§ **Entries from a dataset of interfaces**
Start of Block

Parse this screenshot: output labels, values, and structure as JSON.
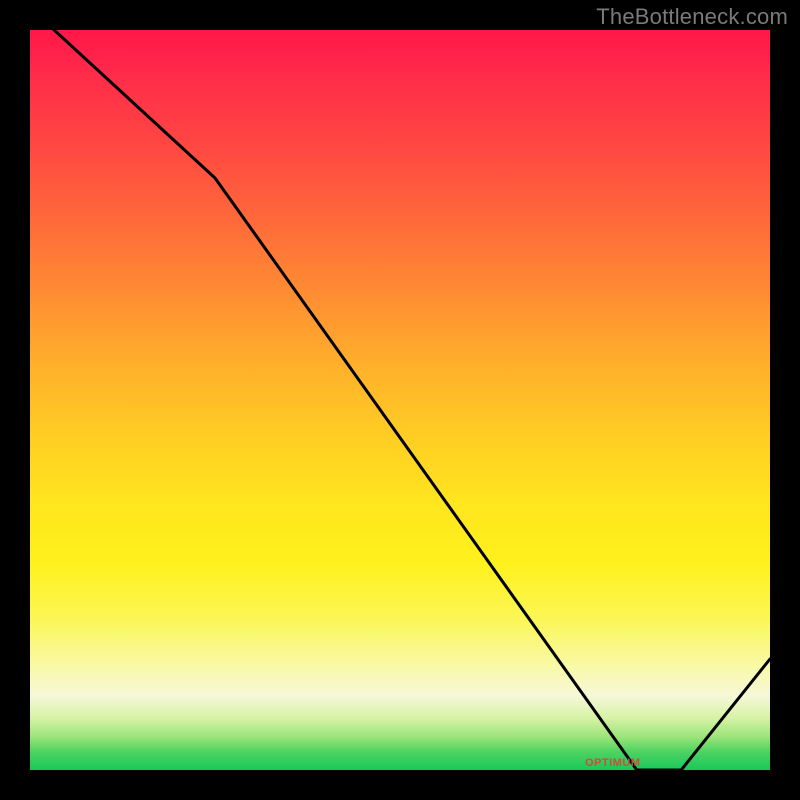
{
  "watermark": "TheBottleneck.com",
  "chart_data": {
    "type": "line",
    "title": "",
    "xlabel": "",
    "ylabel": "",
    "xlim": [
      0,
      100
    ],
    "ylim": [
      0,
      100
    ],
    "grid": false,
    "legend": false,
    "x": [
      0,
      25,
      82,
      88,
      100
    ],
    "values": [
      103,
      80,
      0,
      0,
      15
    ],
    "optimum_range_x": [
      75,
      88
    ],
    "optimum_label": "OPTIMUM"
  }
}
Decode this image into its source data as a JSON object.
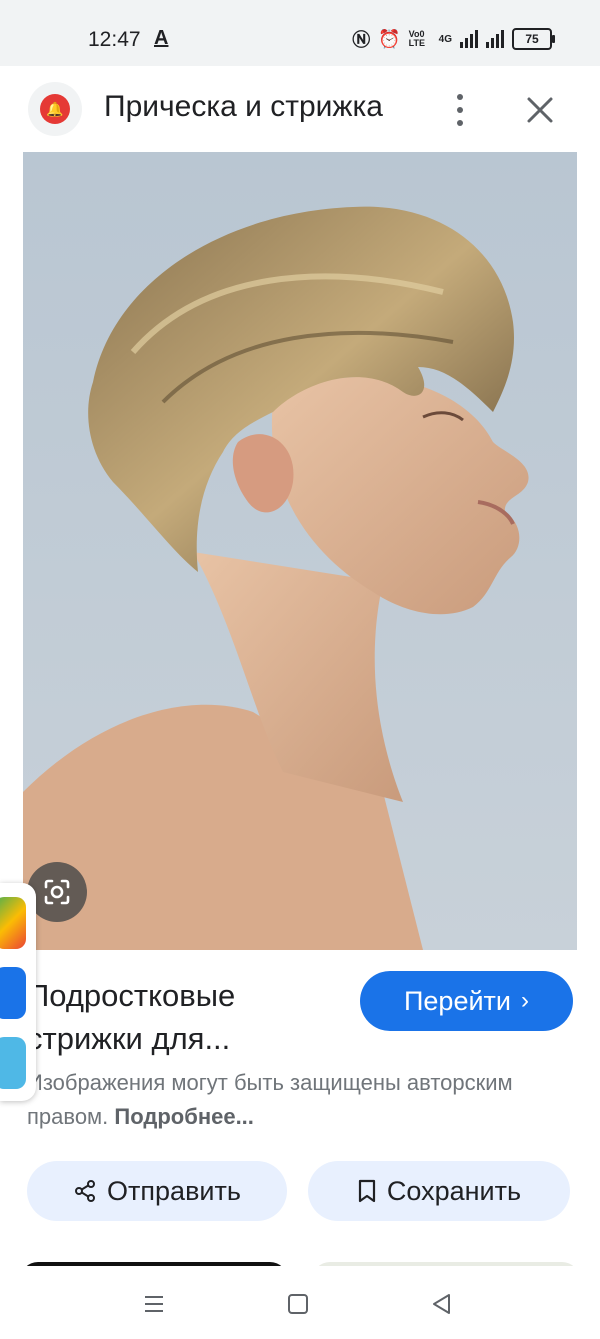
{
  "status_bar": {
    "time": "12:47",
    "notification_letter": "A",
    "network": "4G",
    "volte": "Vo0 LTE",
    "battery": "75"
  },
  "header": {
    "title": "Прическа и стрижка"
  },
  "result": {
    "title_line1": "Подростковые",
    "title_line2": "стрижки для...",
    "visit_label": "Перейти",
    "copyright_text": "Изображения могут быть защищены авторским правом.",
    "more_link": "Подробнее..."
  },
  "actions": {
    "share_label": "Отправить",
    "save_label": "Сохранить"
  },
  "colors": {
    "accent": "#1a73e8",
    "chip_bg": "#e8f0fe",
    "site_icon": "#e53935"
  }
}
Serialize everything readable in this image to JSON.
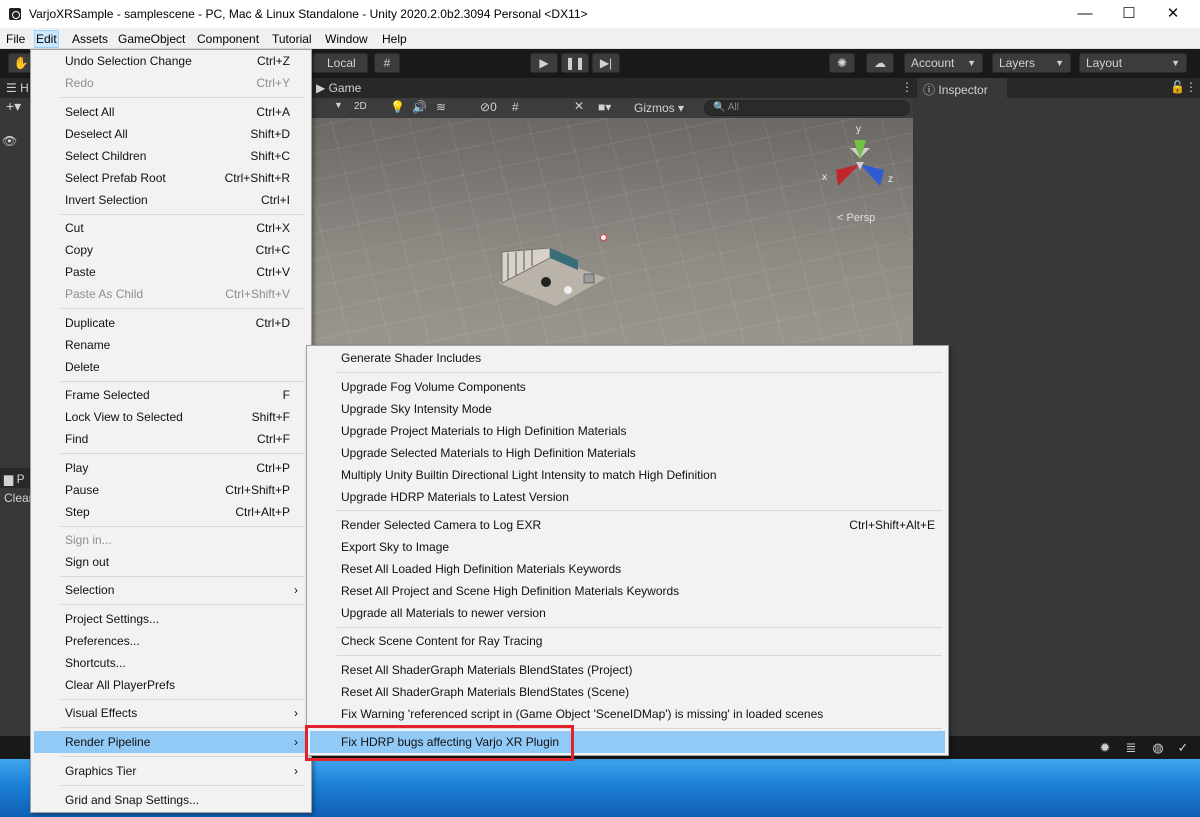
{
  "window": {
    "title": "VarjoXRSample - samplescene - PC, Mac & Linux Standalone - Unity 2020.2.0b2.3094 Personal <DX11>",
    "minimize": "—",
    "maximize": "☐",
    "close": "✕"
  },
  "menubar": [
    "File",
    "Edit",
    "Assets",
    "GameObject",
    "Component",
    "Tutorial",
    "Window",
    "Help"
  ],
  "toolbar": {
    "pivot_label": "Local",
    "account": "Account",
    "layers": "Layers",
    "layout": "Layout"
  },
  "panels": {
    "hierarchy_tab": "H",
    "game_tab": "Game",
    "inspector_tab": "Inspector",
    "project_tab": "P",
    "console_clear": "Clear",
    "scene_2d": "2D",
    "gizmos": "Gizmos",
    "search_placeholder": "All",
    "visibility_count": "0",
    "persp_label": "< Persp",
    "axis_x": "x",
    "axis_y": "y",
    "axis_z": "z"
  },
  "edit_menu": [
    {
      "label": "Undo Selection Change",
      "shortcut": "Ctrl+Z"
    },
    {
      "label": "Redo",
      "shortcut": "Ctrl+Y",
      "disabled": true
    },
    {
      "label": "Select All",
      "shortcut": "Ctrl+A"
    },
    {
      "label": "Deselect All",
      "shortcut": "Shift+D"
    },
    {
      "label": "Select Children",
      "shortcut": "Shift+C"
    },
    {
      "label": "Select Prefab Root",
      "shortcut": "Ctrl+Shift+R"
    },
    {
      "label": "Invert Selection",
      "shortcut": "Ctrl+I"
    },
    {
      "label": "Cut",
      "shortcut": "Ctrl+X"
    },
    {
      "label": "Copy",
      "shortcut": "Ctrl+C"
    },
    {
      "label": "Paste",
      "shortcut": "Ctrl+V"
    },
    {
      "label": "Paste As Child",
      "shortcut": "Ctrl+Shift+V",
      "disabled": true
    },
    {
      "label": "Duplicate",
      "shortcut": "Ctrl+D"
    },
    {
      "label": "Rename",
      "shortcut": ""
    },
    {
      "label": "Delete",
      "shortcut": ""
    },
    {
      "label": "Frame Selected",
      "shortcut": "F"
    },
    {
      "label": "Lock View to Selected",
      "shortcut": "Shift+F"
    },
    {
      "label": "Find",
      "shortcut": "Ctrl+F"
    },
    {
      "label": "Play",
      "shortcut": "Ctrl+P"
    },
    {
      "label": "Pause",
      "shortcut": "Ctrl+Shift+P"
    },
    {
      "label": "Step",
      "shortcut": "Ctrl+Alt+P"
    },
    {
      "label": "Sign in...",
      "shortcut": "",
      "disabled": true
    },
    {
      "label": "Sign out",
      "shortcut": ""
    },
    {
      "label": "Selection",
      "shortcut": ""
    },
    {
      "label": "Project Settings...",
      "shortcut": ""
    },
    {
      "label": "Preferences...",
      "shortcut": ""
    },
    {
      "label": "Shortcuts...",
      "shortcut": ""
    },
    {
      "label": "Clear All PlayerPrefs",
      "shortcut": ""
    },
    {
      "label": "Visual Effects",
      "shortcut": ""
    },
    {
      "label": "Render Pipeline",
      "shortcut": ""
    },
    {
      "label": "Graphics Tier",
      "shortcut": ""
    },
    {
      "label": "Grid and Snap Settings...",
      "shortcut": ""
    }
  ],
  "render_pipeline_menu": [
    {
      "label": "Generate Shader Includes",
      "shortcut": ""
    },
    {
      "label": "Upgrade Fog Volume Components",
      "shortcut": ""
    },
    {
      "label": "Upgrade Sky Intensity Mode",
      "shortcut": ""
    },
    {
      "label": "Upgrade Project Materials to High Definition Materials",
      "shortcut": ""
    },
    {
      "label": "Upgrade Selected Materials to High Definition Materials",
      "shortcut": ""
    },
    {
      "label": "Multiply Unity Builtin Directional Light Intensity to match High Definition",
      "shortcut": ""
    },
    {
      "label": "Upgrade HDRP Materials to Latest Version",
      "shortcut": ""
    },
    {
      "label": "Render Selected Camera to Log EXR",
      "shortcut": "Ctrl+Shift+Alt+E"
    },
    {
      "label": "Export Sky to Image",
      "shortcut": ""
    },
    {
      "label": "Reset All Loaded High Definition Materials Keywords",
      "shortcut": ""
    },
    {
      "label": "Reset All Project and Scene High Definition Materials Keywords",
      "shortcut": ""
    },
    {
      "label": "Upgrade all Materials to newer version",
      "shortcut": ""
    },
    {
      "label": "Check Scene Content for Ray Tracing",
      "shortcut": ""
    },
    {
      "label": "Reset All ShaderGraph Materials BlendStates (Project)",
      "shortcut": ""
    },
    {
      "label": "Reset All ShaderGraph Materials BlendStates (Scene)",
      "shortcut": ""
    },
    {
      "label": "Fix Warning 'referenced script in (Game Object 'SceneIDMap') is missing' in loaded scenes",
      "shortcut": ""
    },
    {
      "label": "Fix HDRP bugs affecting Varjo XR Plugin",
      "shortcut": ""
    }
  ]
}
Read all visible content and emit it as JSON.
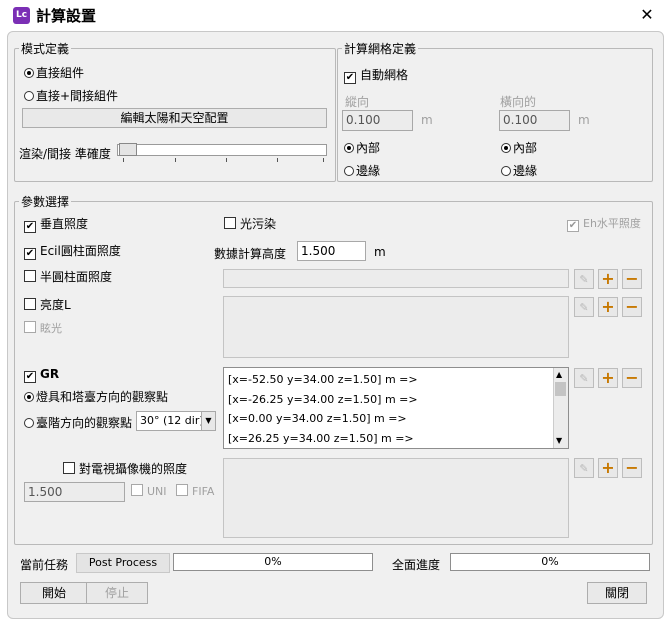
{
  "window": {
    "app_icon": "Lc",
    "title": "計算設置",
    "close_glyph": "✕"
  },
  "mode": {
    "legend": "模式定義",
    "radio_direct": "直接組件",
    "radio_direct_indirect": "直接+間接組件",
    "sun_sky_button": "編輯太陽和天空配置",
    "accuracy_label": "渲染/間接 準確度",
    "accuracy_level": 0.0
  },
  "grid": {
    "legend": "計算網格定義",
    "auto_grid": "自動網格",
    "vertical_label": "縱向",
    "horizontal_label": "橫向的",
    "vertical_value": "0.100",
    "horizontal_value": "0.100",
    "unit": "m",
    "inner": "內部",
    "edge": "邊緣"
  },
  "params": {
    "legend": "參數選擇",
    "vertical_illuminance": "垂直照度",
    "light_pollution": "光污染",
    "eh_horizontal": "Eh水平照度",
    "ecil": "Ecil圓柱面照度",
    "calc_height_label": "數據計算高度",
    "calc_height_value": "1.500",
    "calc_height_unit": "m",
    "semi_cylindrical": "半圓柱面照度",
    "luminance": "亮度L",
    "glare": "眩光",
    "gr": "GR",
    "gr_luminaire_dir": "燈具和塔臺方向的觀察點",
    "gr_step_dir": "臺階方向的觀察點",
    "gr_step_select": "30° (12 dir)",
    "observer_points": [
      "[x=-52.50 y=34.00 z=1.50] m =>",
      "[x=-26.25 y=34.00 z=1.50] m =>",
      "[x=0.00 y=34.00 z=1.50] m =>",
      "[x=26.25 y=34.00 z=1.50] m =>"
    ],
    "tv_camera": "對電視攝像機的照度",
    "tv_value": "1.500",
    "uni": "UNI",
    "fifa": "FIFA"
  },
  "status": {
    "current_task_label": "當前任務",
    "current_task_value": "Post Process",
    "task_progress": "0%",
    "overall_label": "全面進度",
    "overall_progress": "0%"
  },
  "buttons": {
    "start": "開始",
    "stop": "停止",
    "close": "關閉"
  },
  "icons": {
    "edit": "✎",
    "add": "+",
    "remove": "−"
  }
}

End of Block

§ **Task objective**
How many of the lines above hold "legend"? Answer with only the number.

§ **Solution**
4